I think a lot more about photography now (enough that I would write a blog post about being left-eyed), because I'm shooting professionally, in a sense. I don't accept payment to do shoots I'm going to hate. I pay myself to take photos, for my own swim brand. I do it with independent models, "creatives" and friends.
I'm reluctant to work with agency models. The models are great. It's their agencies that I can't stand. All modelling agencies are interested in are perpetual rights to the photos. It's a rent-seeking racket. They pay their own rent from the handful of photos, taken in the past of their models, that are still being printed today. Every time one is printed, they put their hands out for money. Do they remit 85% to the models, years later, when the models have died or grown old? Hmm.
The only advantage with agency models, if you can even call this an "advantage", is they are bullied into staying rake thin. For vanilla clothing brands, another "advantage", are their far-away eyes—eyes that say "I am a model". Neither of these are such great advantages, for the kind of brand I am building, that I would not work with self-represented or amateur models. As long as they fit the demure brand image I'm building, all I need are models who are open to creative ideas and who are comfortable in their own bodies.
In the past two years since I started, I have taken a lot of good product photos. When the light and mood strike though, each shoot becomes a portrait shoot too. Part of my payment to models are the portraits I am able to give them, that I like to think capture their true selves.
What you are seeing here, are people looking at lenses. They are looking at you! My own face at the time was behind a camera. I had long since shut up. These models weren't looking at me.
As a left-eyed photographer, there is a way I could shoot, left-eyed, that would make me a part of my pictures. I could turn the camera clockwise, by ninety-degrees, and press the shutter button with my right thumb.
The idea for this blog post stemmed from a short video about a left-eyed photographer, who uses a rangefinder camera with the viewfinder off to one side. Almost all of her photos, she takes holding the camera side-on, with the shutter button in her right thumb.
That's twenty-thousand dollars worth of (compact) camera and lens she is holding. Even with my best lens, my rig is only worth six. "If I spent more money, would my photos be better?" That was the question that moved me to write this short essay.

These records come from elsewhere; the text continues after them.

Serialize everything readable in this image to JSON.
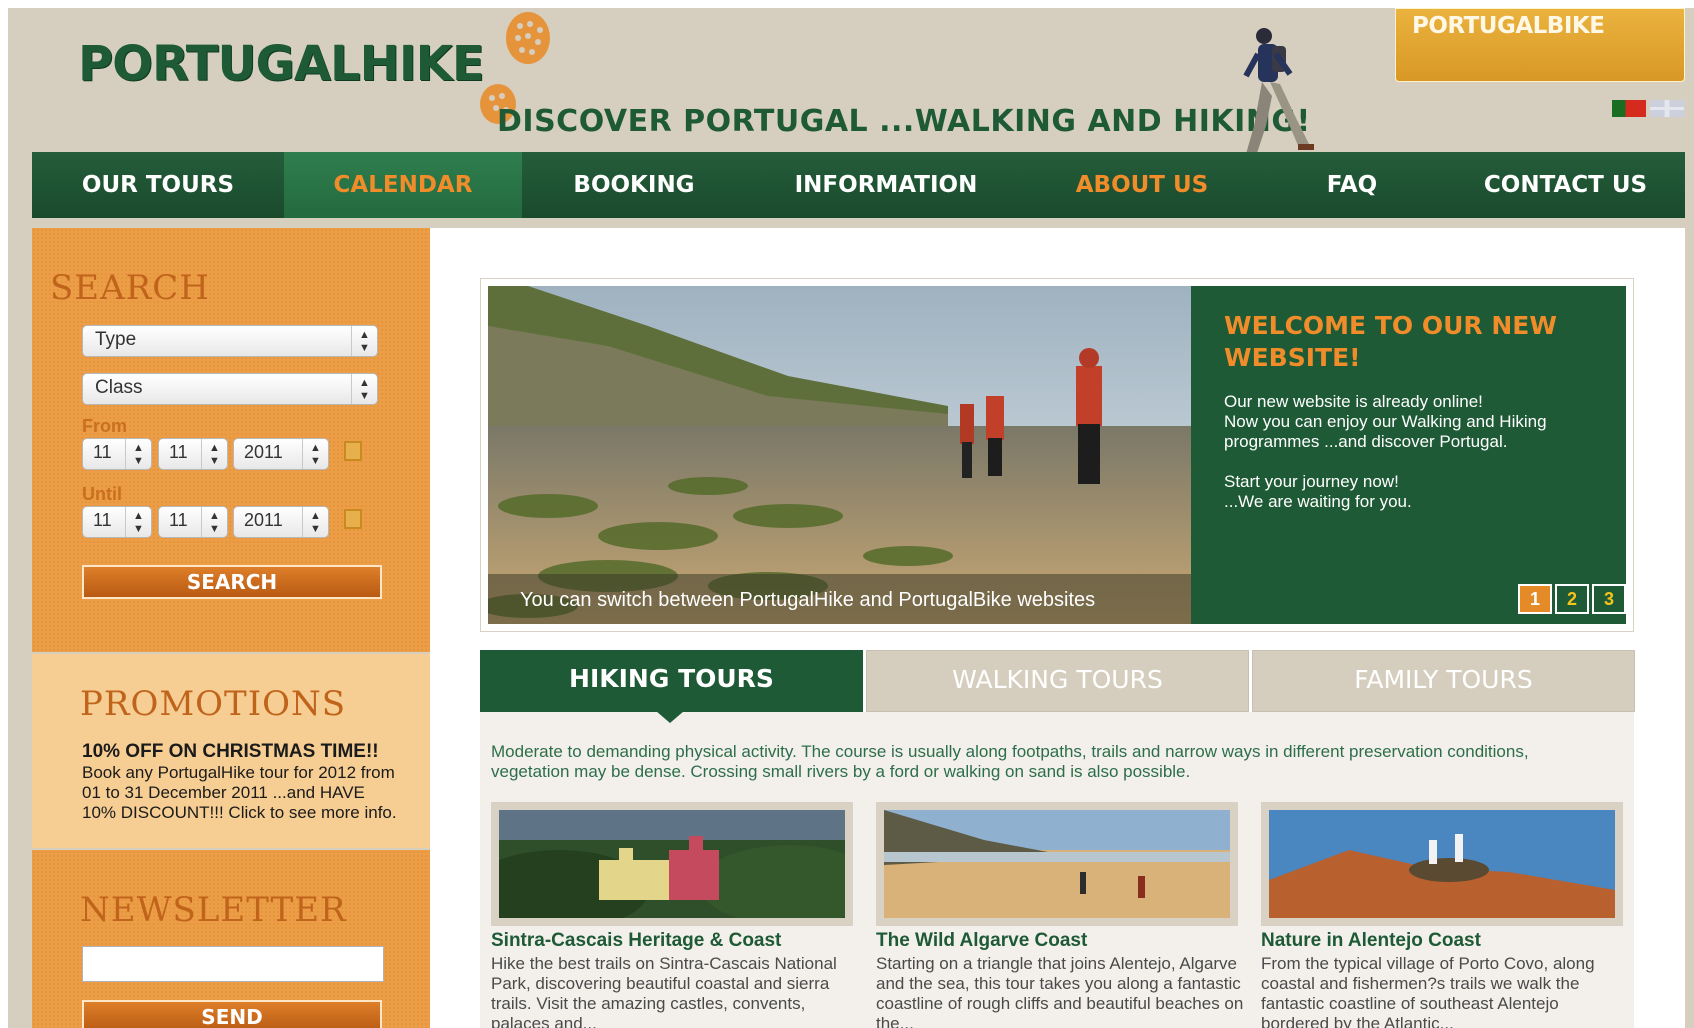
{
  "header": {
    "logo": "PORTUGALHIKE",
    "tagline": "DISCOVER PORTUGAL  ...WALKING AND HIKING!",
    "bike_badge": "PORTUGALBIKE"
  },
  "languages": [
    "Portuguese",
    "English"
  ],
  "nav": {
    "items": [
      {
        "label": "OUR TOURS"
      },
      {
        "label": "CALENDAR"
      },
      {
        "label": "BOOKING"
      },
      {
        "label": "INFORMATION"
      },
      {
        "label": "ABOUT US"
      },
      {
        "label": "FAQ"
      },
      {
        "label": "CONTACT US"
      }
    ]
  },
  "search": {
    "heading": "SEARCH",
    "type_select": "Type",
    "class_select": "Class",
    "from_label": "From",
    "from": {
      "day": "11",
      "month": "11",
      "year": "2011"
    },
    "until_label": "Until",
    "until": {
      "day": "11",
      "month": "11",
      "year": "2011"
    },
    "button": "SEARCH"
  },
  "promotions": {
    "heading": "PROMOTIONS",
    "title": "10% OFF ON CHRISTMAS TIME!!",
    "text": "Book any PortugalHike tour for 2012 from 01 to 31 December 2011 ...and HAVE 10% DISCOUNT!!! Click to see more info."
  },
  "newsletter": {
    "heading": "NEWSLETTER",
    "input_value": "",
    "button": "SEND"
  },
  "slider": {
    "caption": "You can switch between PortugalHike and PortugalBike websites",
    "welcome_title": "WELCOME TO OUR NEW WEBSITE!",
    "welcome_line1": "Our new website is already online!",
    "welcome_line2": "Now you can enjoy our Walking and Hiking programmes ...and discover Portugal.",
    "welcome_line3": "Start your journey now!",
    "welcome_line4": "...We are waiting for you.",
    "pages": [
      "1",
      "2",
      "3"
    ],
    "active_page": "1"
  },
  "tabs": {
    "items": [
      {
        "label": "HIKING TOURS"
      },
      {
        "label": "WALKING TOURS"
      },
      {
        "label": "FAMILY TOURS"
      }
    ],
    "active": "HIKING TOURS",
    "description": "Moderate to demanding physical activity. The course is usually along footpaths, trails and narrow ways in different preservation conditions, vegetation may be dense.  Crossing small rivers by a ford or walking on sand is also possible."
  },
  "tours": [
    {
      "title": "Sintra-Cascais Heritage & Coast",
      "text": "Hike the best trails on Sintra-Cascais National Park, discovering beautiful coastal and sierra trails. Visit the amazing castles, convents, palaces and..."
    },
    {
      "title": "The Wild Algarve Coast",
      "text": "Starting on a triangle that joins Alentejo, Algarve and the sea, this tour takes you along a fantastic coastline of rough cliffs and beautiful beaches on the..."
    },
    {
      "title": "Nature in Alentejo Coast",
      "text": "From the typical village of Porto Covo, along coastal and fishermen?s trails we walk the fantastic coastline of southeast Alentejo bordered by the Atlantic..."
    }
  ],
  "colors": {
    "brand_green": "#1e5a36",
    "accent_orange": "#f08c2a",
    "sidebar_orange": "#ec9d47",
    "page_beige": "#d6cfbf"
  }
}
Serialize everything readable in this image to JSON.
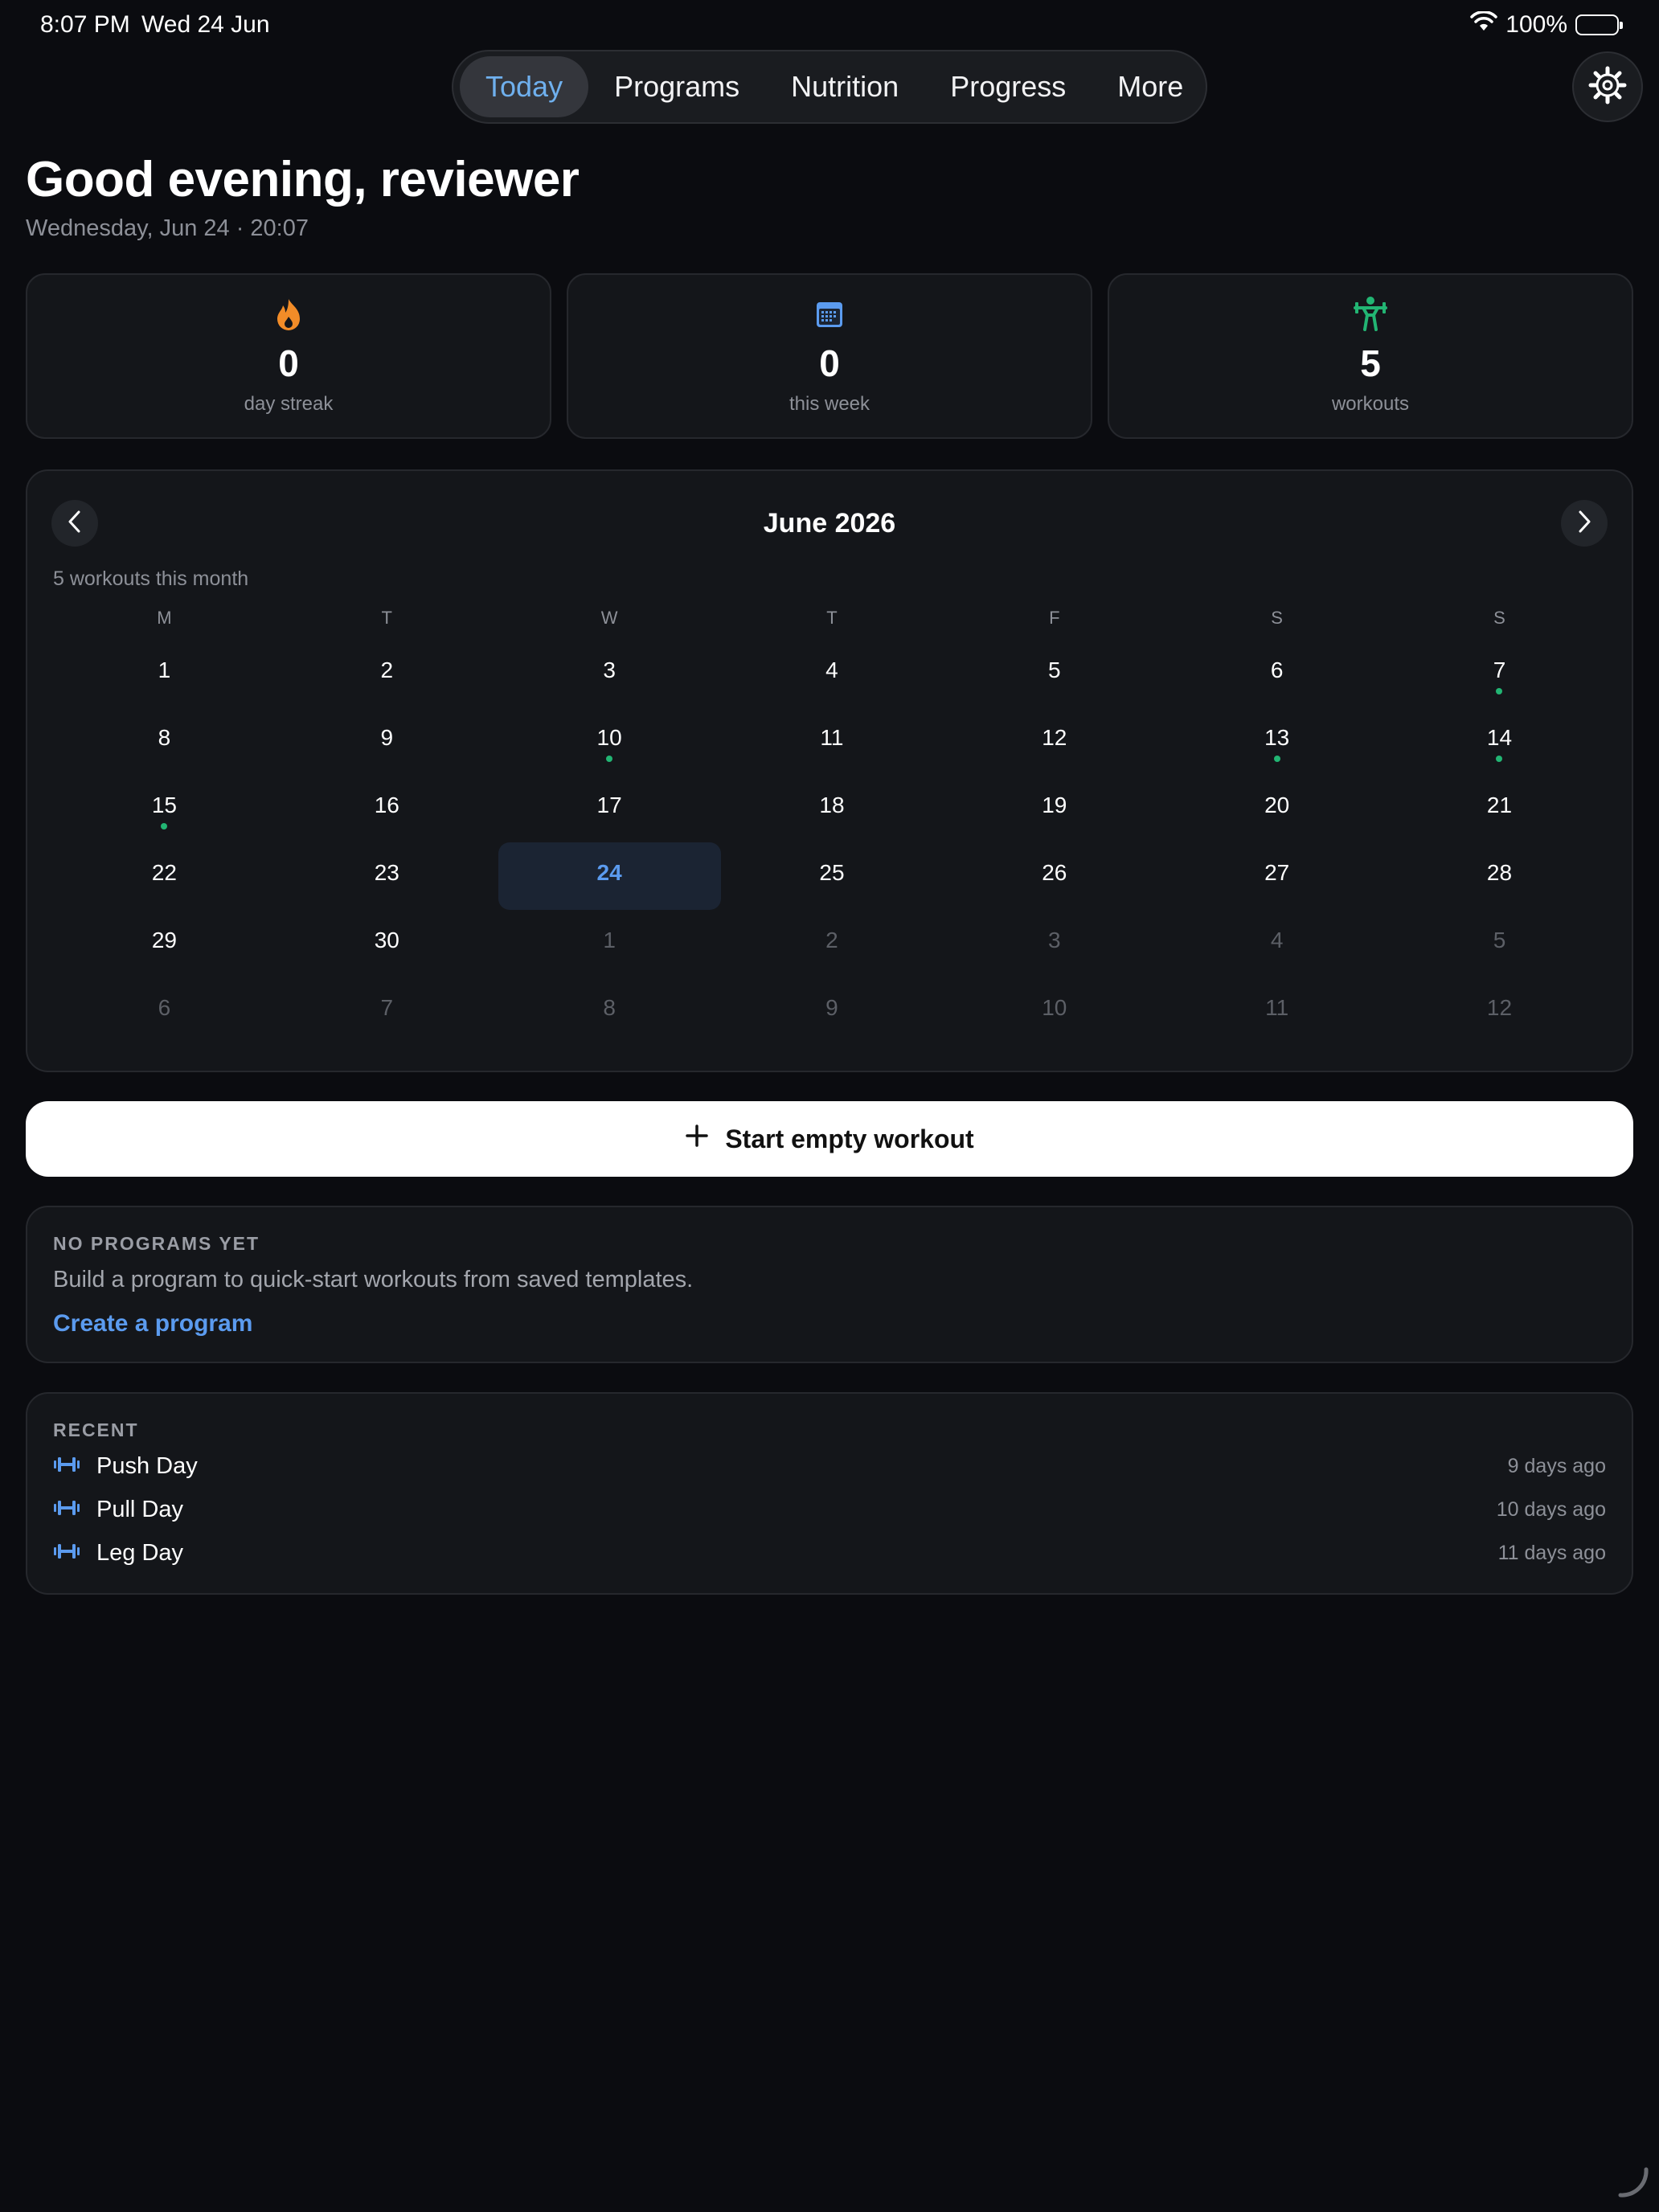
{
  "status": {
    "time": "8:07 PM",
    "date": "Wed 24 Jun",
    "battery": "100%"
  },
  "tabs": [
    {
      "label": "Today",
      "active": true
    },
    {
      "label": "Programs"
    },
    {
      "label": "Nutrition"
    },
    {
      "label": "Progress"
    },
    {
      "label": "More"
    }
  ],
  "header": {
    "greeting": "Good evening, reviewer",
    "date_line": "Wednesday, Jun 24 · 20:07"
  },
  "stats": [
    {
      "icon": "flame-icon",
      "value": "0",
      "label": "day streak",
      "color": "#f28c28"
    },
    {
      "icon": "calendar-icon",
      "value": "0",
      "label": "this week",
      "color": "#5b9bef"
    },
    {
      "icon": "weightlifter-icon",
      "value": "5",
      "label": "workouts",
      "color": "#22b573"
    }
  ],
  "calendar": {
    "title": "June 2026",
    "subtitle": "5 workouts this month",
    "weekdays": [
      "M",
      "T",
      "W",
      "T",
      "F",
      "S",
      "S"
    ],
    "weeks": [
      [
        {
          "d": "1"
        },
        {
          "d": "2"
        },
        {
          "d": "3"
        },
        {
          "d": "4"
        },
        {
          "d": "5"
        },
        {
          "d": "6"
        },
        {
          "d": "7",
          "dot": true
        }
      ],
      [
        {
          "d": "8"
        },
        {
          "d": "9"
        },
        {
          "d": "10",
          "dot": true
        },
        {
          "d": "11"
        },
        {
          "d": "12"
        },
        {
          "d": "13",
          "dot": true
        },
        {
          "d": "14",
          "dot": true
        }
      ],
      [
        {
          "d": "15",
          "dot": true
        },
        {
          "d": "16"
        },
        {
          "d": "17"
        },
        {
          "d": "18"
        },
        {
          "d": "19"
        },
        {
          "d": "20"
        },
        {
          "d": "21"
        }
      ],
      [
        {
          "d": "22"
        },
        {
          "d": "23"
        },
        {
          "d": "24",
          "today": true
        },
        {
          "d": "25"
        },
        {
          "d": "26"
        },
        {
          "d": "27"
        },
        {
          "d": "28"
        }
      ],
      [
        {
          "d": "29"
        },
        {
          "d": "30"
        },
        {
          "d": "1",
          "other": true
        },
        {
          "d": "2",
          "other": true
        },
        {
          "d": "3",
          "other": true
        },
        {
          "d": "4",
          "other": true
        },
        {
          "d": "5",
          "other": true
        }
      ],
      [
        {
          "d": "6",
          "other": true
        },
        {
          "d": "7",
          "other": true
        },
        {
          "d": "8",
          "other": true
        },
        {
          "d": "9",
          "other": true
        },
        {
          "d": "10",
          "other": true
        },
        {
          "d": "11",
          "other": true
        },
        {
          "d": "12",
          "other": true
        }
      ]
    ]
  },
  "start_button": {
    "label": "Start empty workout"
  },
  "programs": {
    "section_label": "NO PROGRAMS YET",
    "description": "Build a program to quick-start workouts from saved templates.",
    "link": "Create a program"
  },
  "recent": {
    "section_label": "RECENT",
    "items": [
      {
        "name": "Push Day",
        "ago": "9 days ago"
      },
      {
        "name": "Pull Day",
        "ago": "10 days ago"
      },
      {
        "name": "Leg Day",
        "ago": "11 days ago"
      }
    ]
  },
  "colors": {
    "accent": "#5b9bef",
    "workout_dot": "#22b573",
    "background": "#0b0c10"
  }
}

The lens optics and sensors in her camera and mine are both perfect. The only difference, if I bought such a camera, would be the shooting experience, for my subjects and I.
As far as my own experience would be concerned, I can say the camera she is holding (a Leica M10) would be about as much fun to look through as a toilet roll held to my eye. The magic in the lens only goes to the sensor. All the user gets with a range-finder camera, is a piece-of-shit sight that is off to one side.
So then we ask what it is like for the subject, seeing half of a face and a pocket sized camera. According to the theory, people go about their business and don't even react to small cameras. If that is true, and if the end goal is a photo of real life, then the unobtrusive small camera would be the best tool.
The end goal, for me, is a photo of a subject who knows she is making a photo. Real life has stopped. Even posing has stopped. Her and I are inside of a lens, addressing all moments of time in the future, when the photo being made will be viewed.
If this interests you, you can follow my second Instagram profile @steven.fleming.photo You can message me there, if you think we might both enjoy collaborating in this way.
Check back on this website as well. By then, some camera brand may have released a left-eyed, right-handed model. There may even have been a technological advance that will have convinced me to shoot with my right eye. If something of that nature should happen, to change the way I take photos, I'll write another blog post to recant.
Until then, I'll be hiding my face. My models and I won't be in the moment. We'll be inside the photos we're making.